───── Material for this exercise ─────

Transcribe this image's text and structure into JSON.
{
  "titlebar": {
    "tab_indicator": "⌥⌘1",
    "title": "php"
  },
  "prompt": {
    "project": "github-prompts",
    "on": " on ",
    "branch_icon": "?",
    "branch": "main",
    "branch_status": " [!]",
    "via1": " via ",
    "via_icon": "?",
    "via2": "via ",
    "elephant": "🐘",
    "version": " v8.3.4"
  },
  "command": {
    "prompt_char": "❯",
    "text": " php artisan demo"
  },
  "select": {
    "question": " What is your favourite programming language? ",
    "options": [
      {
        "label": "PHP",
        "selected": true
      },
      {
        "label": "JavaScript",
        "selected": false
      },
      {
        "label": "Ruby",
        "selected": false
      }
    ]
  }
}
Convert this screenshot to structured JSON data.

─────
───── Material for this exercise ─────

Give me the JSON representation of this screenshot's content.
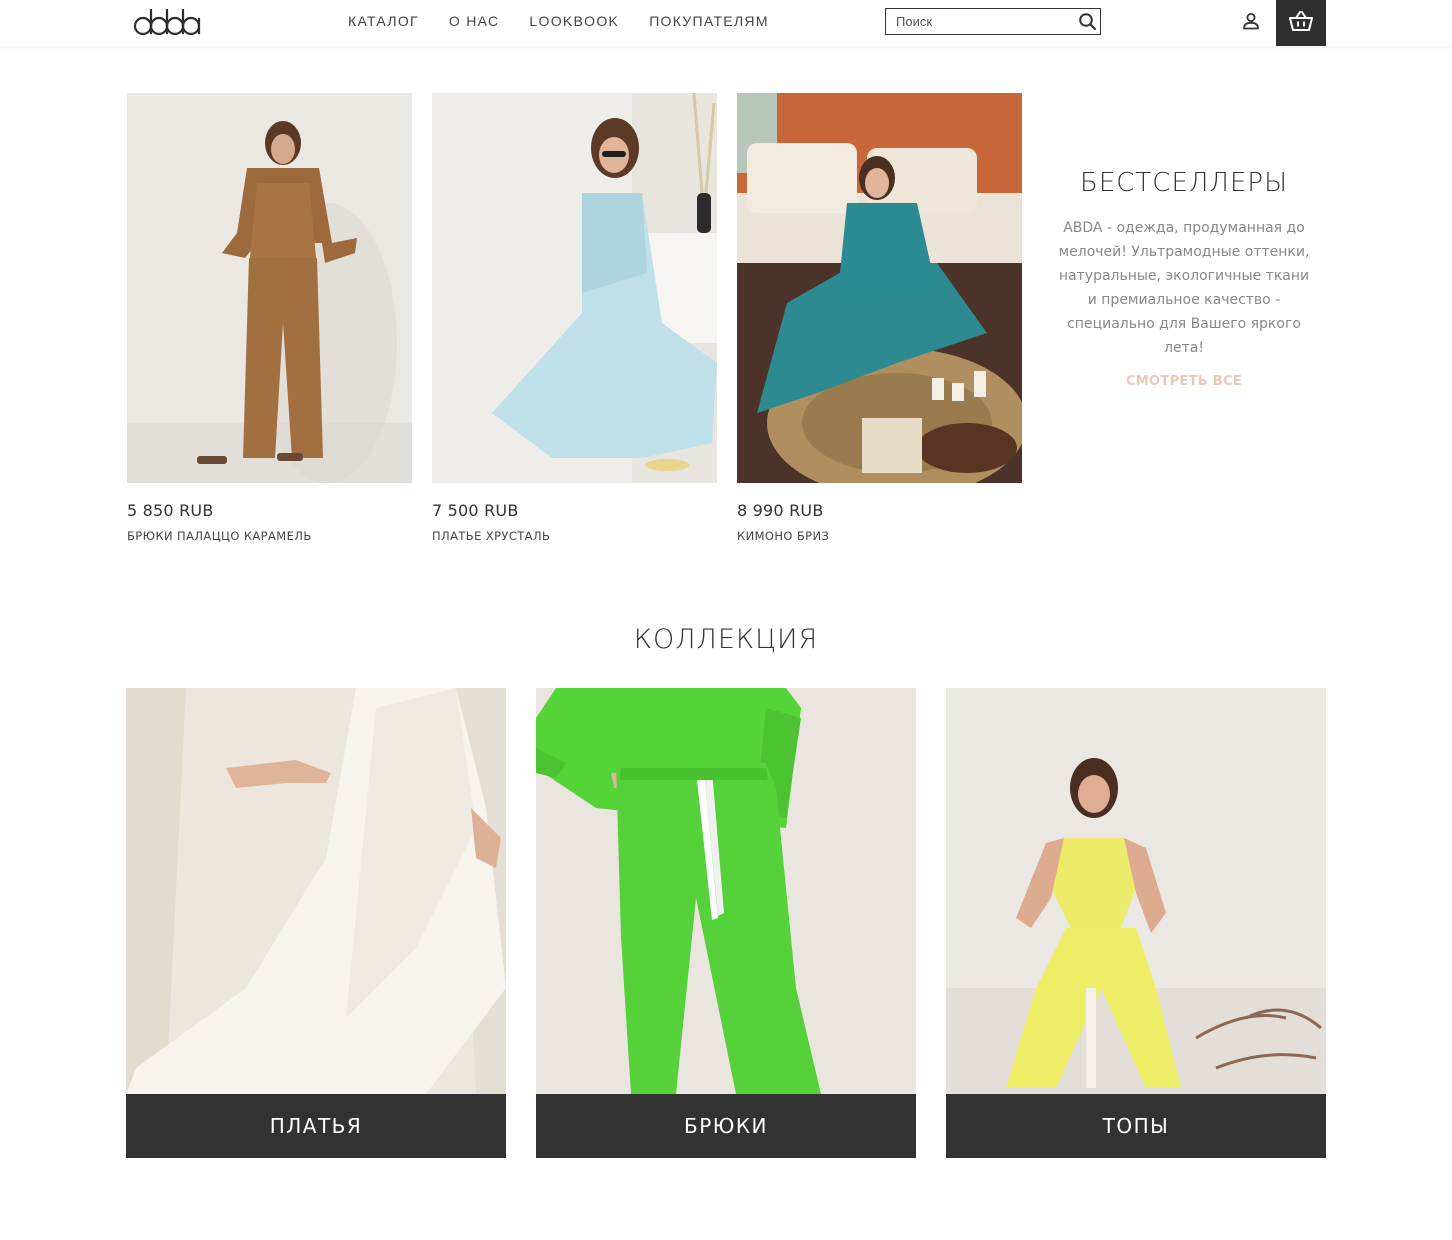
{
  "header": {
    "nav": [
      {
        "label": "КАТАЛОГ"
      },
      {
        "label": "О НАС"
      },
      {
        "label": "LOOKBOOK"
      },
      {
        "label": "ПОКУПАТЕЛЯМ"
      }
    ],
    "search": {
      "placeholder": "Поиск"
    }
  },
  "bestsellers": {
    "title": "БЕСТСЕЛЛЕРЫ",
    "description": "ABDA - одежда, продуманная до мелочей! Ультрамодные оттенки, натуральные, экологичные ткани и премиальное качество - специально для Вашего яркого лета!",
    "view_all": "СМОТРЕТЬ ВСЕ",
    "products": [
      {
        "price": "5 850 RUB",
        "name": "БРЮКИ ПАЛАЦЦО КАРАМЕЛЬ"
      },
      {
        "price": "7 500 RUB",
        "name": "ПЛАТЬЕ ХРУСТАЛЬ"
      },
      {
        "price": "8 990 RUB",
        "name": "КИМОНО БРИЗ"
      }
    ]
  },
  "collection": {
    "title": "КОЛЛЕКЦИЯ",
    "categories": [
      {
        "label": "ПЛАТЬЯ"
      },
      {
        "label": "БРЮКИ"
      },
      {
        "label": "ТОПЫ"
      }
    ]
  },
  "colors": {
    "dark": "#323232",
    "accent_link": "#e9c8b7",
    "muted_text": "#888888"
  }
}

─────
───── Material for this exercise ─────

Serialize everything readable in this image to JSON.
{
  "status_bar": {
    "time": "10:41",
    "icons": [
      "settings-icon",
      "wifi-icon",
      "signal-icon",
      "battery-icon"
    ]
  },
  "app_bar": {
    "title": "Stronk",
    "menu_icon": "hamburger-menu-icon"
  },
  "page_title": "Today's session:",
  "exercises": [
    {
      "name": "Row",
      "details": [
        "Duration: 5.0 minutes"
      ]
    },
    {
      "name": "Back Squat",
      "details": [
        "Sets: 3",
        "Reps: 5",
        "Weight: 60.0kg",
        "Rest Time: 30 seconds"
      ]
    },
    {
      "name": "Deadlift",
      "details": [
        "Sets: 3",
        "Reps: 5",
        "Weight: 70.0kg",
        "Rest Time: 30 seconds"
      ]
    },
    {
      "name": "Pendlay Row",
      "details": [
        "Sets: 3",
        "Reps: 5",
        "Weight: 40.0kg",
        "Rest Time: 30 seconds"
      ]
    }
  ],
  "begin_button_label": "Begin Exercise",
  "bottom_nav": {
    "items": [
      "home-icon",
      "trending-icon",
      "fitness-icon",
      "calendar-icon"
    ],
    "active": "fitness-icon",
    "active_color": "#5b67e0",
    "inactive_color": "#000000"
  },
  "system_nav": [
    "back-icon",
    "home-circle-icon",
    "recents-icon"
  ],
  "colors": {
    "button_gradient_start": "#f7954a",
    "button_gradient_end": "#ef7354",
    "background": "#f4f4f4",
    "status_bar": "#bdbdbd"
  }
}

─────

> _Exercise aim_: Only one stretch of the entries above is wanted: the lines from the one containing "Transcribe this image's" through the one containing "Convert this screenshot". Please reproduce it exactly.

> _Task response_:
Transcribe this image's text and structure into JSON.
{
  "titlebar": {
    "tab_indicator": "⌥⌘1",
    "title": "php"
  },
  "prompt": {
    "project": "github-prompts",
    "on": " on ",
    "branch_icon": "?",
    "branch": "main",
    "branch_status": " [!]",
    "via1": " via ",
    "via_icon": "?",
    "via2": "via ",
    "elephant": "🐘",
    "version": " v8.3.4"
  },
  "command": {
    "prompt_char": "❯",
    "text": " php artisan demo"
  },
  "select": {
    "question": " What is your favourite programming language? ",
    "options": [
      {
        "label": "PHP",
        "selected": true
      },
      {
        "label": "JavaScript",
        "selected": false
      },
      {
        "label": "Ruby",
        "selected": false
      }
    ]
  }
}
Convert this screenshot to structured JSON data.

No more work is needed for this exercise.